*Goal of the exercise:* Retype every record that follows, character for character.

Excerpts from a dataset:
================

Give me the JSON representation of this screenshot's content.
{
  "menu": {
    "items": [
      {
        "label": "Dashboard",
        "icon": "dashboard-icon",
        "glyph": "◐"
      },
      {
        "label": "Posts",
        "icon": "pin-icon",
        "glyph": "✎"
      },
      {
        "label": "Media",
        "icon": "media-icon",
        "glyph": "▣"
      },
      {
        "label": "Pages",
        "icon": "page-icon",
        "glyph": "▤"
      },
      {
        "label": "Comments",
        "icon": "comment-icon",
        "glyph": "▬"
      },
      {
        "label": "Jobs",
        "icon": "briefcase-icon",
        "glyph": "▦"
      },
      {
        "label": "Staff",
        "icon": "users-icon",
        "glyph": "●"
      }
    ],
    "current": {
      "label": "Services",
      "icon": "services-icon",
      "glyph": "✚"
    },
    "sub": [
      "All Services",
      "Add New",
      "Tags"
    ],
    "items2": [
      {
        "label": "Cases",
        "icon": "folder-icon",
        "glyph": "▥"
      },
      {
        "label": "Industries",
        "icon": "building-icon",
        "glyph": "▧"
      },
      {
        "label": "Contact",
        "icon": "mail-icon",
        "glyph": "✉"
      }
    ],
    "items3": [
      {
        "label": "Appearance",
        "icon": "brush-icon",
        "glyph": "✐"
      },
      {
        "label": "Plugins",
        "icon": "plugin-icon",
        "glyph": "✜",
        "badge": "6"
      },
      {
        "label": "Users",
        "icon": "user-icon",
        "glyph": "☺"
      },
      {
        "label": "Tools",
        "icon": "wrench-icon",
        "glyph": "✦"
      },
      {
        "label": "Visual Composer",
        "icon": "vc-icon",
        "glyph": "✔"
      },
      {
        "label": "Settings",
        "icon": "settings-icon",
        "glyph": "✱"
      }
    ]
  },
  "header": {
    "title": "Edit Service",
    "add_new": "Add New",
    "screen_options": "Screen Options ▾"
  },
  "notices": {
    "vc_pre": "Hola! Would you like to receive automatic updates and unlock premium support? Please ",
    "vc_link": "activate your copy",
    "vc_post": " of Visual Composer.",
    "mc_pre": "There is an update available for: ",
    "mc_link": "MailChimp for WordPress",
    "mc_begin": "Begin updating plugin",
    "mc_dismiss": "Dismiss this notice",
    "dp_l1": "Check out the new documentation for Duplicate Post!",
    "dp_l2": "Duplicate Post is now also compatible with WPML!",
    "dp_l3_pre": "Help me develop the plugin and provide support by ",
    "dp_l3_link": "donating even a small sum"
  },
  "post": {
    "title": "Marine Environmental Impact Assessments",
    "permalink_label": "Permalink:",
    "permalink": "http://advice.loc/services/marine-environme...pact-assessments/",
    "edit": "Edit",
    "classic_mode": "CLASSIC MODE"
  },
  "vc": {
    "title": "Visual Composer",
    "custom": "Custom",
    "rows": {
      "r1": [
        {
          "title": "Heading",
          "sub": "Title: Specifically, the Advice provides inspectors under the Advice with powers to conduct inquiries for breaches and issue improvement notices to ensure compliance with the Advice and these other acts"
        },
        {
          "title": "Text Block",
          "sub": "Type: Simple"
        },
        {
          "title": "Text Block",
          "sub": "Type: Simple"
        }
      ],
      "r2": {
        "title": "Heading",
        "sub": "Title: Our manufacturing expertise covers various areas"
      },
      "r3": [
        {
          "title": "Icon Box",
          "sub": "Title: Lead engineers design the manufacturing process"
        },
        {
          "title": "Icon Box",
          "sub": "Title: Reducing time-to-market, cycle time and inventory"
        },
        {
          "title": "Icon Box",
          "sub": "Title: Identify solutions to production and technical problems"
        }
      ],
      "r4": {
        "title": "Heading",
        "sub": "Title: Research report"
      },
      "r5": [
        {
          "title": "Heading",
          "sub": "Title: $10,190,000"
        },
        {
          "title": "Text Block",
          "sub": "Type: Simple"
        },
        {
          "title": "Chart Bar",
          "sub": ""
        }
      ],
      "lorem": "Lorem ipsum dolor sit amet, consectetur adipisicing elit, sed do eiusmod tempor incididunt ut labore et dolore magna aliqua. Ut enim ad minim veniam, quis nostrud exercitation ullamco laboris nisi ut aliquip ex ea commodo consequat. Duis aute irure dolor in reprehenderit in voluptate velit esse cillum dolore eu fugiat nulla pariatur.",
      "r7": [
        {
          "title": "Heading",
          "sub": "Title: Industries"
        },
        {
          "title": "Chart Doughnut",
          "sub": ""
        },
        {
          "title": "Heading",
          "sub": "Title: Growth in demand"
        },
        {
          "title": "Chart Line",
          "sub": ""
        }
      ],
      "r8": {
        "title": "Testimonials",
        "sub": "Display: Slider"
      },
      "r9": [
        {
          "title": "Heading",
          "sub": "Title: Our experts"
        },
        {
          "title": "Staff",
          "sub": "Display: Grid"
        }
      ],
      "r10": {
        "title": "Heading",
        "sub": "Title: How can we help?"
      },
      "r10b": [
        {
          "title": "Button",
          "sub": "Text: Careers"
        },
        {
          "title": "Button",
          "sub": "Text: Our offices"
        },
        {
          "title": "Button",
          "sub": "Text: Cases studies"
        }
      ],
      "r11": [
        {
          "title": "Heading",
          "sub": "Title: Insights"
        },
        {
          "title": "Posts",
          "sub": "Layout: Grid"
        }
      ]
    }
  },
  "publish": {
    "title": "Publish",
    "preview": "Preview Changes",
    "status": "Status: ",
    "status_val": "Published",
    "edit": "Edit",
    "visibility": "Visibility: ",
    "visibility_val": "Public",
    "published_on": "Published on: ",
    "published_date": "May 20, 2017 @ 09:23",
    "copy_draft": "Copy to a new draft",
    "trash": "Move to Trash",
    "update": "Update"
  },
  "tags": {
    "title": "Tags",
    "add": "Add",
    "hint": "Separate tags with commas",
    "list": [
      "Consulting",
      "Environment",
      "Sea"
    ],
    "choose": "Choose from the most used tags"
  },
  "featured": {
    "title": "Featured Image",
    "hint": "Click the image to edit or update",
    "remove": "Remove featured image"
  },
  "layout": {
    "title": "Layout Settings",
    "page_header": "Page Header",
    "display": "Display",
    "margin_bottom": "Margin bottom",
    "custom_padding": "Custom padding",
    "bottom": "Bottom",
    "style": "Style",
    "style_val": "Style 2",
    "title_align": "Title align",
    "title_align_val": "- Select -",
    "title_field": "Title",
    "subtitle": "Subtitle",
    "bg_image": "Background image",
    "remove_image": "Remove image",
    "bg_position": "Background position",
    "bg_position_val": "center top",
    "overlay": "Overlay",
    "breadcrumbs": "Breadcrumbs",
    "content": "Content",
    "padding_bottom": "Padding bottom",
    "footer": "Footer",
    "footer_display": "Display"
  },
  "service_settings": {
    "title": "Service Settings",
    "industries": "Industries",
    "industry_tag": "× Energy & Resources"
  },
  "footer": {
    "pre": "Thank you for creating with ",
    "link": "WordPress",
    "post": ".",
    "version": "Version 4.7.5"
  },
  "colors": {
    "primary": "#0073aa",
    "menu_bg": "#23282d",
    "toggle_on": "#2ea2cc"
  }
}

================

*Solution for this problem:*
Give me the JSON representation of this screenshot's content.
{
  "menu": {
    "items": [
      {
        "label": "Dashboard",
        "icon": "dashboard-icon",
        "glyph": "◐"
      },
      {
        "label": "Posts",
        "icon": "pin-icon",
        "glyph": "✎"
      },
      {
        "label": "Media",
        "icon": "media-icon",
        "glyph": "▣"
      },
      {
        "label": "Pages",
        "icon": "page-icon",
        "glyph": "▤"
      },
      {
        "label": "Comments",
        "icon": "comment-icon",
        "glyph": "▬"
      },
      {
        "label": "Jobs",
        "icon": "briefcase-icon",
        "glyph": "▦"
      },
      {
        "label": "Staff",
        "icon": "users-icon",
        "glyph": "●"
      }
    ],
    "current": {
      "label": "Services",
      "icon": "services-icon",
      "glyph": "✚"
    },
    "sub": [
      "All Services",
      "Add New",
      "Tags"
    ],
    "items2": [
      {
        "label": "Cases",
        "icon": "folder-icon",
        "glyph": "▥"
      },
      {
        "label": "Industries",
        "icon": "building-icon",
        "glyph": "▧"
      },
      {
        "label": "Contact",
        "icon": "mail-icon",
        "glyph": "✉"
      }
    ],
    "items3": [
      {
        "label": "Appearance",
        "icon": "brush-icon",
        "glyph": "✐"
      },
      {
        "label": "Plugins",
        "icon": "plugin-icon",
        "glyph": "✜",
        "badge": "6"
      },
      {
        "label": "Users",
        "icon": "user-icon",
        "glyph": "☺"
      },
      {
        "label": "Tools",
        "icon": "wrench-icon",
        "glyph": "✦"
      },
      {
        "label": "Visual Composer",
        "icon": "vc-icon",
        "glyph": "✔"
      },
      {
        "label": "Settings",
        "icon": "settings-icon",
        "glyph": "✱"
      }
    ]
  },
  "header": {
    "title": "Edit Service",
    "add_new": "Add New",
    "screen_options": "Screen Options ▾"
  },
  "notices": {
    "vc_pre": "Hola! Would you like to receive automatic updates and unlock premium support? Please ",
    "vc_link": "activate your copy",
    "vc_post": " of Visual Composer.",
    "mc_pre": "There is an update available for: ",
    "mc_link": "MailChimp for WordPress",
    "mc_begin": "Begin updating plugin",
    "mc_dismiss": "Dismiss this notice",
    "dp_l1": "Check out the new documentation for Duplicate Post!",
    "dp_l2": "Duplicate Post is now also compatible with WPML!",
    "dp_l3_pre": "Help me develop the plugin and provide support by ",
    "dp_l3_link": "donating even a small sum"
  },
  "post": {
    "title": "Marine Environmental Impact Assessments",
    "permalink_label": "Permalink:",
    "permalink": "http://advice.loc/services/marine-environme...pact-assessments/",
    "edit": "Edit",
    "classic_mode": "CLASSIC MODE"
  },
  "vc": {
    "title": "Visual Composer",
    "custom": "Custom",
    "rows": {
      "r1": [
        {
          "title": "Heading",
          "sub": "Title: Specifically, the Advice provides inspectors under the Advice with powers to conduct inquiries for breaches and issue improvement notices to ensure compliance with the Advice and these other acts"
        },
        {
          "title": "Text Block",
          "sub": "Type: Simple"
        },
        {
          "title": "Text Block",
          "sub": "Type: Simple"
        }
      ],
      "r2": {
        "title": "Heading",
        "sub": "Title: Our manufacturing expertise covers various areas"
      },
      "r3": [
        {
          "title": "Icon Box",
          "sub": "Title: Lead engineers design the manufacturing process"
        },
        {
          "title": "Icon Box",
          "sub": "Title: Reducing time-to-market, cycle time and inventory"
        },
        {
          "title": "Icon Box",
          "sub": "Title: Identify solutions to production and technical problems"
        }
      ],
      "r4": {
        "title": "Heading",
        "sub": "Title: Research report"
      },
      "r5": [
        {
          "title": "Heading",
          "sub": "Title: $10,190,000"
        },
        {
          "title": "Text Block",
          "sub": "Type: Simple"
        },
        {
          "title": "Chart Bar",
          "sub": ""
        }
      ],
      "lorem": "Lorem ipsum dolor sit amet, consectetur adipisicing elit, sed do eiusmod tempor incididunt ut labore et dolore magna aliqua. Ut enim ad minim veniam, quis nostrud exercitation ullamco laboris nisi ut aliquip ex ea commodo consequat. Duis aute irure dolor in reprehenderit in voluptate velit esse cillum dolore eu fugiat nulla pariatur.",
      "r7": [
        {
          "title": "Heading",
          "sub": "Title: Industries"
        },
        {
          "title": "Chart Doughnut",
          "sub": ""
        },
        {
          "title": "Heading",
          "sub": "Title: Growth in demand"
        },
        {
          "title": "Chart Line",
          "sub": ""
        }
      ],
      "r8": {
        "title": "Testimonials",
        "sub": "Display: Slider"
      },
      "r9": [
        {
          "title": "Heading",
          "sub": "Title: Our experts"
        },
        {
          "title": "Staff",
          "sub": "Display: Grid"
        }
      ],
      "r10": {
        "title": "Heading",
        "sub": "Title: How can we help?"
      },
      "r10b": [
        {
          "title": "Button",
          "sub": "Text: Careers"
        },
        {
          "title": "Button",
          "sub": "Text: Our offices"
        },
        {
          "title": "Button",
          "sub": "Text: Cases studies"
        }
      ],
      "r11": [
        {
          "title": "Heading",
          "sub": "Title: Insights"
        },
        {
          "title": "Posts",
          "sub": "Layout: Grid"
        }
      ]
    }
  },
  "publish": {
    "title": "Publish",
    "preview": "Preview Changes",
    "status": "Status: ",
    "status_val": "Published",
    "edit": "Edit",
    "visibility": "Visibility: ",
    "visibility_val": "Public",
    "published_on": "Published on: ",
    "published_date": "May 20, 2017 @ 09:23",
    "copy_draft": "Copy to a new draft",
    "trash": "Move to Trash",
    "update": "Update"
  },
  "tags": {
    "title": "Tags",
    "add": "Add",
    "hint": "Separate tags with commas",
    "list": [
      "Consulting",
      "Environment",
      "Sea"
    ],
    "choose": "Choose from the most used tags"
  },
  "featured": {
    "title": "Featured Image",
    "hint": "Click the image to edit or update",
    "remove": "Remove featured image"
  },
  "layout": {
    "title": "Layout Settings",
    "page_header": "Page Header",
    "display": "Display",
    "margin_bottom": "Margin bottom",
    "custom_padding": "Custom padding",
    "bottom": "Bottom",
    "style": "Style",
    "style_val": "Style 2",
    "title_align": "Title align",
    "title_align_val": "- Select -",
    "title_field": "Title",
    "subtitle": "Subtitle",
    "bg_image": "Background image",
    "remove_image": "Remove image",
    "bg_position": "Background position",
    "bg_position_val": "center top",
    "overlay": "Overlay",
    "breadcrumbs": "Breadcrumbs",
    "content": "Content",
    "padding_bottom": "Padding bottom",
    "footer": "Footer",
    "footer_display": "Display"
  },
  "service_settings": {
    "title": "Service Settings",
    "industries": "Industries",
    "industry_tag": "× Energy & Resources"
  },
  "footer": {
    "pre": "Thank you for creating with ",
    "link": "WordPress",
    "post": ".",
    "version": "Version 4.7.5"
  },
  "colors": {
    "primary": "#0073aa",
    "menu_bg": "#23282d",
    "toggle_on": "#2ea2cc"
  }
}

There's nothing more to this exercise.